**DATA FOR THIS EXERCISE:**
________________

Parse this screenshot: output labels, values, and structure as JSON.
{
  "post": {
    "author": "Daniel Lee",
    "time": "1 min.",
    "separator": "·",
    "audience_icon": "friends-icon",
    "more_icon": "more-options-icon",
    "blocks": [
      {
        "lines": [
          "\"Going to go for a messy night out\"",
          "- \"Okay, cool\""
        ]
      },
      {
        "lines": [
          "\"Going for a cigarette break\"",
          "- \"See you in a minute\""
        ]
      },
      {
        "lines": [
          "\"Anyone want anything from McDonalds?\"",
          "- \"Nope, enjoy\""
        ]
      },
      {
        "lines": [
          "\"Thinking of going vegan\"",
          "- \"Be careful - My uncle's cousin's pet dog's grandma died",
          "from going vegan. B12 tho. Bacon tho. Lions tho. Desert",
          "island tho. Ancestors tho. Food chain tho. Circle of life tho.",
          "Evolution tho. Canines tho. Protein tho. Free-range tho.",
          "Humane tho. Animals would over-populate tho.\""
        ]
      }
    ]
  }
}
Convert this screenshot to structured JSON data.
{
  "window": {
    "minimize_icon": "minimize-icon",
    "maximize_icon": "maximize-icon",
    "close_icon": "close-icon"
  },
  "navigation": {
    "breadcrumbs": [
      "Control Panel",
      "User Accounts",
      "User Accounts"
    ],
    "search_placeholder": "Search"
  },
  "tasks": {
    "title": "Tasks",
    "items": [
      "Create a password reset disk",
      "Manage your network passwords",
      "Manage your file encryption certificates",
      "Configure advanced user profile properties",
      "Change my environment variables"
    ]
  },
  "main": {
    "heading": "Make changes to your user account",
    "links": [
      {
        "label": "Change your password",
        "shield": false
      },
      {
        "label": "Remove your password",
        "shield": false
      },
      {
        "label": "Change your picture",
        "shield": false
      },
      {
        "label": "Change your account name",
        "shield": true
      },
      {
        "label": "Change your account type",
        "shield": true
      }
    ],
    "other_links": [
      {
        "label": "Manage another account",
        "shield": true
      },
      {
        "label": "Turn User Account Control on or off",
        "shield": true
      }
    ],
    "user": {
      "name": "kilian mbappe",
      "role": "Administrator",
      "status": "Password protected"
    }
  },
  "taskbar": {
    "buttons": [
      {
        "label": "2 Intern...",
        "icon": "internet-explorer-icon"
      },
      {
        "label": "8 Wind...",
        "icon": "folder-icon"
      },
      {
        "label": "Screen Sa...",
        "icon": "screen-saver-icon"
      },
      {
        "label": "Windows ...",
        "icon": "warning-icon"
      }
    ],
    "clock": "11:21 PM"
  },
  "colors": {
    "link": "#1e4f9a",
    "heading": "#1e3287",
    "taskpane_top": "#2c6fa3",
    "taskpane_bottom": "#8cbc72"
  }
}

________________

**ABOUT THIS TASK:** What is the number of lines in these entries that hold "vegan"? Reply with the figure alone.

**SOLUTION TO THIS PROBLEM:** 2